The general name for the variety of peppers, all native to Mexico and central America, stretching from sweet bell-peppers to the hottest chilis.
Seeds of peppers have been found in archaeological deposits in Tehuacan, in Mexico, dating from around 7000BC, but these may well have been fruits from the wild. The earliest records of the cultivation of peppers date from about 2000 years later, and peppers are illustrated on pre-Columbian ceramics. It is likely that the hot varieties, not the large sweet peppers, were the first to be cultivated. However, by the time peppers were introduced to Europe, most of the main types grown nowadays were already established.
The first records of peppers in Europe date from around AD1500, and they were soon widely grown. The hot varieties were dried and powdered then used as a substitute for true pepper, the tropical climber piper nigrum, then a very expensive import from the East Indies. Peppers soon became widely grown in Eastern Asia, and started to play a major part in the cooking of India, Malaysia and the southern parts of China.
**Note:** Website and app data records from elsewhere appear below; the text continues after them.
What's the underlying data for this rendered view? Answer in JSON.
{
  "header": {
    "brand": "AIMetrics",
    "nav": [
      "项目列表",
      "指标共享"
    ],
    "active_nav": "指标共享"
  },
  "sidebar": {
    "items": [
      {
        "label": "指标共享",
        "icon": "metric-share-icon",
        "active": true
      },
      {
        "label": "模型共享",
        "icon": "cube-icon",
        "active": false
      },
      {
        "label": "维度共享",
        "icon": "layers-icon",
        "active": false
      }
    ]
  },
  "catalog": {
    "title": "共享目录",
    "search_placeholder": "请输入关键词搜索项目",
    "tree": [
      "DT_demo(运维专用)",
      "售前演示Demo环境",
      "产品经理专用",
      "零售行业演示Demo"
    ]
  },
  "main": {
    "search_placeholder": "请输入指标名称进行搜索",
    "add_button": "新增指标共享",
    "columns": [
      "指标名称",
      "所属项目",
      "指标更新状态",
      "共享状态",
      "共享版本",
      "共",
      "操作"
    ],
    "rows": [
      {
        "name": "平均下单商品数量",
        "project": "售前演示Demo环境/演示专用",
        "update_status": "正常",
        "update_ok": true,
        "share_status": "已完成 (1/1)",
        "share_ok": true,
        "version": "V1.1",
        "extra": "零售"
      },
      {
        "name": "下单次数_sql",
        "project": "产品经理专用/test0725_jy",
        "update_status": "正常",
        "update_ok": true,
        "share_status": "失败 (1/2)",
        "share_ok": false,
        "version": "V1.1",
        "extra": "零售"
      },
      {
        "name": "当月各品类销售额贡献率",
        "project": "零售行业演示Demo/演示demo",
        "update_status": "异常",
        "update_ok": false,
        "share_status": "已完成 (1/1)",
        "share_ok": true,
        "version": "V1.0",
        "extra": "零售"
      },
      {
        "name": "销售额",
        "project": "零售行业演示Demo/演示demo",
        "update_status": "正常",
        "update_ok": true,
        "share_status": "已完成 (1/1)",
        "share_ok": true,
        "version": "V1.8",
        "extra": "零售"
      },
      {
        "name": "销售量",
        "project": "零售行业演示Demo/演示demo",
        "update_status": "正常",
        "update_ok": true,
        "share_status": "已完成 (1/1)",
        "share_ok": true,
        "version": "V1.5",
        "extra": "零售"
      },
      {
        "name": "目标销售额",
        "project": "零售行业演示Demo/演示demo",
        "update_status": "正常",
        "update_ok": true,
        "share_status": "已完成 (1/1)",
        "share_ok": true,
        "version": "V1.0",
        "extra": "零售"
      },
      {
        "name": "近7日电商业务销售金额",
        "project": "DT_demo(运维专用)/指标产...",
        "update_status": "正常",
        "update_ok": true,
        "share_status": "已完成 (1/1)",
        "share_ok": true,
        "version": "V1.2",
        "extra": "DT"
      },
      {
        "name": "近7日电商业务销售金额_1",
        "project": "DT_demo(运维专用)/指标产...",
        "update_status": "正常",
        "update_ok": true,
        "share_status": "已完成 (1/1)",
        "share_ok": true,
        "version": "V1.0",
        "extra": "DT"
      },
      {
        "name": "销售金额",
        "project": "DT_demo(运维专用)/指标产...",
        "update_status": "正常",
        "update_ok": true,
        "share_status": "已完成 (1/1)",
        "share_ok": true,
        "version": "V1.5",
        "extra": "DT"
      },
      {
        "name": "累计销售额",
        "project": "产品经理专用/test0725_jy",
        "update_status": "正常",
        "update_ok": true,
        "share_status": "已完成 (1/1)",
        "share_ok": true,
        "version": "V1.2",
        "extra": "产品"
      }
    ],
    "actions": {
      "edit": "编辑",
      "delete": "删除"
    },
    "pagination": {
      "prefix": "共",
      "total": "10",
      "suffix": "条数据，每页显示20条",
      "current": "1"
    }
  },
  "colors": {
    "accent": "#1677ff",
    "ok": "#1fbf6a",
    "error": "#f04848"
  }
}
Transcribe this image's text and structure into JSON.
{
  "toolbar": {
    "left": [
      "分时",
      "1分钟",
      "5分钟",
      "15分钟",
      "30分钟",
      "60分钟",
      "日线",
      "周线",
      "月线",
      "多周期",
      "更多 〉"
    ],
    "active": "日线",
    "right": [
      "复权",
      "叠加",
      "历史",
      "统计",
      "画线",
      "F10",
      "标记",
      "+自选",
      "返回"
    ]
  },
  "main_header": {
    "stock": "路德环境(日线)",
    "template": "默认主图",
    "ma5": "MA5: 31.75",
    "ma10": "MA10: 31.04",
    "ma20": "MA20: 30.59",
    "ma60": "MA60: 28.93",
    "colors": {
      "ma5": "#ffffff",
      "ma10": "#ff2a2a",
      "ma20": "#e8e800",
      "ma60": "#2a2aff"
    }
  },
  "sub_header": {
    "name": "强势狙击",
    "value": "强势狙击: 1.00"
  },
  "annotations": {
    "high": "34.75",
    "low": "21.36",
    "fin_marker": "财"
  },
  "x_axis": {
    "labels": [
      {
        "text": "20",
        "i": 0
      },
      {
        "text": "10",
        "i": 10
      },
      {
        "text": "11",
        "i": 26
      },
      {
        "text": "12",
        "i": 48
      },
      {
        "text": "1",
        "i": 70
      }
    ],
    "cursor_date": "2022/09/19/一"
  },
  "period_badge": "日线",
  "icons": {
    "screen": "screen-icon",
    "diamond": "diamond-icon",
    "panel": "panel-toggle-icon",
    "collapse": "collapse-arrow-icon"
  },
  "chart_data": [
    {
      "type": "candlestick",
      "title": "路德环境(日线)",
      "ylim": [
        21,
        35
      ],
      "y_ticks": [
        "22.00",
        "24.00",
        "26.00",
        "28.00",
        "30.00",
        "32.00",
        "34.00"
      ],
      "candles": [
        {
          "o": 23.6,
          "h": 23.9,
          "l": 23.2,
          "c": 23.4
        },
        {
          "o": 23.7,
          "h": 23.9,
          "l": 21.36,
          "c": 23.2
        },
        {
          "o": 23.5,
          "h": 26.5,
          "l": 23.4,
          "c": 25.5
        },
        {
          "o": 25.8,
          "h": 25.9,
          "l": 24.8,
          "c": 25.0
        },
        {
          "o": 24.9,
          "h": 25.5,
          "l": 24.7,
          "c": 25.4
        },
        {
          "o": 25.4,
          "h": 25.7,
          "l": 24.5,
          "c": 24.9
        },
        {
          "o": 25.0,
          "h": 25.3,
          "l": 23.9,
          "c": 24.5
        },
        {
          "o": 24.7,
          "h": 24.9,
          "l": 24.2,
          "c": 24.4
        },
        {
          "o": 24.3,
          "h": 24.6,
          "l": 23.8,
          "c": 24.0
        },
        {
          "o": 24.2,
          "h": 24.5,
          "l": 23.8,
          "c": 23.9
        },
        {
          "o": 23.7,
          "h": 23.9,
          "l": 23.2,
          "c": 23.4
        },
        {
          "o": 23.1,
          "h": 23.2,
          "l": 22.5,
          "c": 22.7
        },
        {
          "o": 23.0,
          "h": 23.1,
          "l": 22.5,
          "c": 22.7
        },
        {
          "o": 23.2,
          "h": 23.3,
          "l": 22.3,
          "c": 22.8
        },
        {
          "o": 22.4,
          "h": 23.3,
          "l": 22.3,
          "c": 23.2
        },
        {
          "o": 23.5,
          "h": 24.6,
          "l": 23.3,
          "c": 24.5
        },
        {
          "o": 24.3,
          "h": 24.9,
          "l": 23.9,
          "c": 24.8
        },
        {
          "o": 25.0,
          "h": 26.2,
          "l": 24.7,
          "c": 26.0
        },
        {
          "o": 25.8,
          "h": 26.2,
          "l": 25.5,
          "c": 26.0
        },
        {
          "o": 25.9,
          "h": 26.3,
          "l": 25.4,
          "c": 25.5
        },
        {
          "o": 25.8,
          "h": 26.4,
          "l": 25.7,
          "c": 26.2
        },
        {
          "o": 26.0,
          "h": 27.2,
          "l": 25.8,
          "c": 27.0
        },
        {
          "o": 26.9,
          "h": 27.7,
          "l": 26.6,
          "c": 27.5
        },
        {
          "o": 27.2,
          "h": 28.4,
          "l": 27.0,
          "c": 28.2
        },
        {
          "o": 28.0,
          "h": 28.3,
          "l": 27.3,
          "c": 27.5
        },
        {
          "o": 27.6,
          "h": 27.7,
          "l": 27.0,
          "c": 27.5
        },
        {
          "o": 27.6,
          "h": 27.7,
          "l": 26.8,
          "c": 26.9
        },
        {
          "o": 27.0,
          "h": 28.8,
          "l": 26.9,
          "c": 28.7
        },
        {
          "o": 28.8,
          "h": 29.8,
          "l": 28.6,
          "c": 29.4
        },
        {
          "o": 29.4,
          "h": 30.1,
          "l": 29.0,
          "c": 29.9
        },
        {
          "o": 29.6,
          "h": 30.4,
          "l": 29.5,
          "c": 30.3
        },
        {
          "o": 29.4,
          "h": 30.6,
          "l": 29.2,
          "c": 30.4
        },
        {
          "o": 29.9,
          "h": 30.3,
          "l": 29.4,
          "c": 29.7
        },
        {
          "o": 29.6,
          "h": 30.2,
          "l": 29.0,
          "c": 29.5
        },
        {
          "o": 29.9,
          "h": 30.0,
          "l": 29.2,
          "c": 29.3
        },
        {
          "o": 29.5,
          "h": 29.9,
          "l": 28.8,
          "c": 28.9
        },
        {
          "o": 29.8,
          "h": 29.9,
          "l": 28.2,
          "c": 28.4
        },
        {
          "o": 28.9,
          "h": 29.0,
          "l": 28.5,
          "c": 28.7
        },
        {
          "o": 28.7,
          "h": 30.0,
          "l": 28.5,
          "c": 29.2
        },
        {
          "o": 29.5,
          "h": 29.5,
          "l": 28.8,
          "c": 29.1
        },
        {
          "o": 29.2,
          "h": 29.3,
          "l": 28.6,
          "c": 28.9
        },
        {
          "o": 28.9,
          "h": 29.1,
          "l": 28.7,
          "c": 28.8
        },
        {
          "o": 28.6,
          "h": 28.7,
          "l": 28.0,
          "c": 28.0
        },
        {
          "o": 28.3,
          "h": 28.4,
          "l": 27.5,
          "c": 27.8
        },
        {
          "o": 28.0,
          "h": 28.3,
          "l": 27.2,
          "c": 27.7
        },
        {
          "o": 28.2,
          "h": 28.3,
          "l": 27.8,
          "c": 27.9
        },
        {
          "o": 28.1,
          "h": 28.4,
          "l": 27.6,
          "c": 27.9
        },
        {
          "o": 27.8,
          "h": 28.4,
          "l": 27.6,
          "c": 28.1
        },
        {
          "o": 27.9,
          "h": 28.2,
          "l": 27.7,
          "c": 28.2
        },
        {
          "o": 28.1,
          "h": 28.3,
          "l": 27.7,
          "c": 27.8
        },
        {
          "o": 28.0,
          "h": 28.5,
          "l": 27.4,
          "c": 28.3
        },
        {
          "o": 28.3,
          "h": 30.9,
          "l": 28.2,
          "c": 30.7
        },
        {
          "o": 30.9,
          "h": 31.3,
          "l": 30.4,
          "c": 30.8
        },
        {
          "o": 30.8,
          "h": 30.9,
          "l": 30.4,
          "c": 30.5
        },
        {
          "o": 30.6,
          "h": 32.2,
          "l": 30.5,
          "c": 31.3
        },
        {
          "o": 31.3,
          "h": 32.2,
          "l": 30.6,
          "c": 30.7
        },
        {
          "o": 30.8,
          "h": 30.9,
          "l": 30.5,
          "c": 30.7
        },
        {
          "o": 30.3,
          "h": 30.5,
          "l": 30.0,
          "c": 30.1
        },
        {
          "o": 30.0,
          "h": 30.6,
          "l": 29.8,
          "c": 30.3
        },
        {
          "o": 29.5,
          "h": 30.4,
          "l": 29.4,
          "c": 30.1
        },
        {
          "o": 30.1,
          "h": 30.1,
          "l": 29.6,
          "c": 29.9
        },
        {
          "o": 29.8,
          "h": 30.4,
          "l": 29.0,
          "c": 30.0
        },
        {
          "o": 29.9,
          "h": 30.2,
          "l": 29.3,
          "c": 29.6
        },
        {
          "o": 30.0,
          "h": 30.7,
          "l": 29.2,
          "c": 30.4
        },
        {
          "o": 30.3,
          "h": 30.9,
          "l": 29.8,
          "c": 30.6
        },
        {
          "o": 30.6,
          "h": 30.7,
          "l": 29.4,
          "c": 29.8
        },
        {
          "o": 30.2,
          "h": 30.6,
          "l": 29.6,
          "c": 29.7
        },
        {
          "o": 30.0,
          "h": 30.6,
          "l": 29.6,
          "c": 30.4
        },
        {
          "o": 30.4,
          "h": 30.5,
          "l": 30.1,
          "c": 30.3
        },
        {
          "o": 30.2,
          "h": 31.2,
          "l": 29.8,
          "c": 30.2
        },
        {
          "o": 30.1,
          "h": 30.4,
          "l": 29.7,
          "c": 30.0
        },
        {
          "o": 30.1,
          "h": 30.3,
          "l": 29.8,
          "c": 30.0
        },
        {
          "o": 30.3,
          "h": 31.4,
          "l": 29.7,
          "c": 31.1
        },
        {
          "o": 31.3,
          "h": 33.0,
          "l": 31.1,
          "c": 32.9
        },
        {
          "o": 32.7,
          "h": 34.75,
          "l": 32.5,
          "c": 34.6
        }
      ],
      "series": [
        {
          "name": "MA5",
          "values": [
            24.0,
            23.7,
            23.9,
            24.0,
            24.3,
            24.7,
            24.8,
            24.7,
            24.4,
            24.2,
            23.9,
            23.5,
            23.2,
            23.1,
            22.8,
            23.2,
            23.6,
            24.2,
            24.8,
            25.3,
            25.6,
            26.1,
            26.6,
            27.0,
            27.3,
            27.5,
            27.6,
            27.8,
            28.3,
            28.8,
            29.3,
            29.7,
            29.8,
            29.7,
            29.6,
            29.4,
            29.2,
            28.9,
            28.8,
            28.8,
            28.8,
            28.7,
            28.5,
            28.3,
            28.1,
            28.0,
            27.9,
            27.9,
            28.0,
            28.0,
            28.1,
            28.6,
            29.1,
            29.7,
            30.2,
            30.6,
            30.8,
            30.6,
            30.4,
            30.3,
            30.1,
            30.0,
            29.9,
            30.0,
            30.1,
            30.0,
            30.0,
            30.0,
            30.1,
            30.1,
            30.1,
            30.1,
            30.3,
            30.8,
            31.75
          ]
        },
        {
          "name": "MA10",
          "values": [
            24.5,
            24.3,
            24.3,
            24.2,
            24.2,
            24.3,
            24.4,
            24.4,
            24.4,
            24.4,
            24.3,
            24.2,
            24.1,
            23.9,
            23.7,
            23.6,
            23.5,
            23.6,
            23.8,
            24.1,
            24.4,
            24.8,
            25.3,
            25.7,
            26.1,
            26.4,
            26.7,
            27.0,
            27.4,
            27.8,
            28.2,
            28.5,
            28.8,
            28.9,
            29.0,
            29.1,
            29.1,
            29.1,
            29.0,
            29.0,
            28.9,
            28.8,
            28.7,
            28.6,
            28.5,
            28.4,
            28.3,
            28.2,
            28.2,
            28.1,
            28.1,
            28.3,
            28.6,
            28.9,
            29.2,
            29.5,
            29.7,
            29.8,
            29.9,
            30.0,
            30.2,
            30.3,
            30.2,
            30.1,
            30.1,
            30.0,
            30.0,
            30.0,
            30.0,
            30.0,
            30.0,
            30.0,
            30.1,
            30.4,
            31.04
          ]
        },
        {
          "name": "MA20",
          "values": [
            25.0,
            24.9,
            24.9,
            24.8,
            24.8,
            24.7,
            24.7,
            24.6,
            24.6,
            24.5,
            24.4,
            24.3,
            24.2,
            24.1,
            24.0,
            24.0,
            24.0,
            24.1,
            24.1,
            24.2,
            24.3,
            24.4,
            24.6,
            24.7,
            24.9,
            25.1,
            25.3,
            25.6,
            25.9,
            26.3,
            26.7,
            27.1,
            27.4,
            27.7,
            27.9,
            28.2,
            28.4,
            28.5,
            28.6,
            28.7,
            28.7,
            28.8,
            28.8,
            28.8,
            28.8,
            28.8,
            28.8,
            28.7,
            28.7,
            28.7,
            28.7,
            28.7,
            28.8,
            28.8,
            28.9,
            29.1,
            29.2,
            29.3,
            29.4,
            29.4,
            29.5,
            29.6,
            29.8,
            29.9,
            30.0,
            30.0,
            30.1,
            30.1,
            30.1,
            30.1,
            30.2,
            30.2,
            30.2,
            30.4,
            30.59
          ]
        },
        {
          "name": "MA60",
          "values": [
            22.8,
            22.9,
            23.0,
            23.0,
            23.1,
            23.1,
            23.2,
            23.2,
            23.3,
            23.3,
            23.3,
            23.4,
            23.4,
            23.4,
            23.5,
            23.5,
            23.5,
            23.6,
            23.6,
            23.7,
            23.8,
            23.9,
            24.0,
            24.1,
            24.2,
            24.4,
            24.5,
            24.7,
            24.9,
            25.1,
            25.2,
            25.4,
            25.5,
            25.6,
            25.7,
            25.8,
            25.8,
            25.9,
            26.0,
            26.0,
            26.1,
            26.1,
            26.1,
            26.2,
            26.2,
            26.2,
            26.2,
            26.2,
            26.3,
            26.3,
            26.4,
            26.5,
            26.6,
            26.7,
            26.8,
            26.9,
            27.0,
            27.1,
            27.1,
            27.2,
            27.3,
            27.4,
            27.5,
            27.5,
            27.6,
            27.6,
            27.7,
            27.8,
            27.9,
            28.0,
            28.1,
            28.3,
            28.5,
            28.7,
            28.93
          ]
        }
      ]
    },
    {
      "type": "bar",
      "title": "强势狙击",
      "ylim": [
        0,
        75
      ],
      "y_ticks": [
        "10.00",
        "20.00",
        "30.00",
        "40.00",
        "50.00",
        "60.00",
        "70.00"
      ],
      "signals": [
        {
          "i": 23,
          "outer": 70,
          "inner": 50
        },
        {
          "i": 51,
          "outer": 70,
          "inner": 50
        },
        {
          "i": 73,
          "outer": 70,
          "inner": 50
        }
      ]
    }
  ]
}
Hot peppers, chilis, cayenne peppers:
According to their variety, certain types of capsicums become cayenne pepper, chilli powder or paprika when dried and ground. See "Capsicum; Allergies and":